Back in the old days, people started careers from a classified ad they saw in a newspaper, but times have changed. A lot of the job advice we heard growing up is now irrelevant, but some has stood the test of time. Toni Frana, career services manager at FlexJobs and Remote.com, shares the outdated advice their career coaching team continues to see.
- Always write your resume and cover letter using formal language - Of course, you want it to be free of spelling and grammar errors, but that old “to whom it may concern” language isn’t doing you any favors as an applicant. These days, you’re better off catering your language to the company and its culture to show you’re a great fit for the company.
- Bouncing from job to job looks bad - You’ve probably heard that job hopping can ruin your resume, but employees don’t stay at the same company for decades like they used to. Frana says “sticking around in a job that makes you miserable does neither you nor the employer any good.” Her career-coaching team says people who change jobs or careers are “no longer viewed with suspicion.”
- When your interviewer asks about your weaknesses, offer a strength - This spin sounds like a good idea, but it doesn’t always work and Frana says there’s a good chance you’ll come across as arrogant or that you’re not self-aware about your true weaknesses. Her advice? Honestly acknowledge a weakness, then tell the interviewee all the ways you’re working to overcome it.
- Keep all your social media private - While you don’t have to friend request your boss, it’s not realistic to keep your private life totally separate from your work life these days. It’s okay to interact with people you work with on social media and to like your team leader’s tweets.

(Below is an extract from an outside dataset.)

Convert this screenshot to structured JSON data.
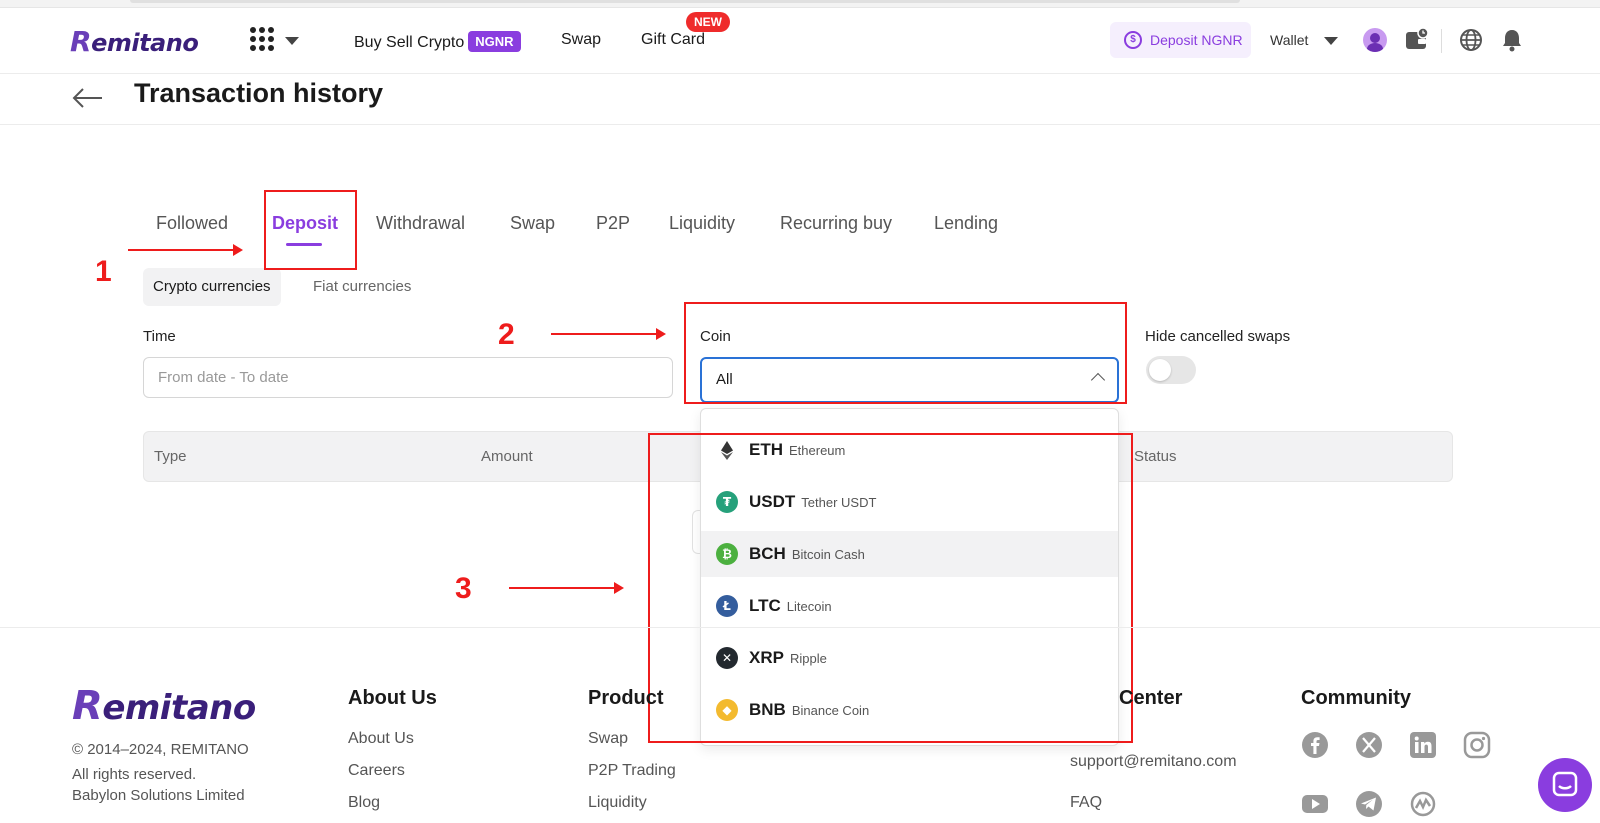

- Some old school career advice is still solid - Like that it’s always better to leave a job on good terms and when you’re looking for a new job, use your resentment from your old one to motivate you to find a better one.